WORK ORDER - Look for the word "ever" in the entries and copy each line where it appears.

━━━━

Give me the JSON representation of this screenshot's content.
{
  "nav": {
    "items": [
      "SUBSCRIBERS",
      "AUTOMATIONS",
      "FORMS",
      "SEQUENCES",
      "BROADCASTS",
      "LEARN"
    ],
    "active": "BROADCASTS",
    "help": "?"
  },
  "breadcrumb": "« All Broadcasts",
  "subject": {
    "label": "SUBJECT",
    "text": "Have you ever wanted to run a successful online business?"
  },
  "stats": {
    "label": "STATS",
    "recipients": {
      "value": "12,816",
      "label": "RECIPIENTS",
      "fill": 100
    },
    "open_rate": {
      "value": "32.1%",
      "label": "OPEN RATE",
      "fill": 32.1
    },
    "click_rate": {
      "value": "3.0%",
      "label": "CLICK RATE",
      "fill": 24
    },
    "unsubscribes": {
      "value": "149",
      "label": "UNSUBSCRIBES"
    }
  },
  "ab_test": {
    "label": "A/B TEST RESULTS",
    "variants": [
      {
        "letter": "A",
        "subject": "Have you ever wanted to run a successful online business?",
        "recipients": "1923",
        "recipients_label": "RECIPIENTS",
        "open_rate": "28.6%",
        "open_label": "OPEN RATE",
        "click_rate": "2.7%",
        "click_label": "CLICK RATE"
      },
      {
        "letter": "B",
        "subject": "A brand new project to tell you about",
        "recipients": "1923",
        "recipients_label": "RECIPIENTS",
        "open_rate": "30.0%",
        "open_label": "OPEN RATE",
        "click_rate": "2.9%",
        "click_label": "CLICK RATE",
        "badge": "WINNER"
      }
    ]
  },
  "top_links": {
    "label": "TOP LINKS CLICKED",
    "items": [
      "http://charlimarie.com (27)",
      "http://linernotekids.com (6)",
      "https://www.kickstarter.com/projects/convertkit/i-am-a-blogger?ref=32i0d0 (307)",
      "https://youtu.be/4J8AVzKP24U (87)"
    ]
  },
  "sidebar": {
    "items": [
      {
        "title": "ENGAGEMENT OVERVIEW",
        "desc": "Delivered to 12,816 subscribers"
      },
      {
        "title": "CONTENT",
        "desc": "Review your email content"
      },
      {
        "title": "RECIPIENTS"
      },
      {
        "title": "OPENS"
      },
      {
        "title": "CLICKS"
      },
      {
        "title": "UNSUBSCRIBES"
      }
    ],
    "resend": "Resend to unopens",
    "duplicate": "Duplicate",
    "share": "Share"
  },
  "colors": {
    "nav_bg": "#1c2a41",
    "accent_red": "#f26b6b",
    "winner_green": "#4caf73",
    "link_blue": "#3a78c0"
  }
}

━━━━

EXERCISE RESULT -
    "text": "Have you ever wanted to run a successful online business?"
        "subject": "Have you ever wanted to run a successful online business?",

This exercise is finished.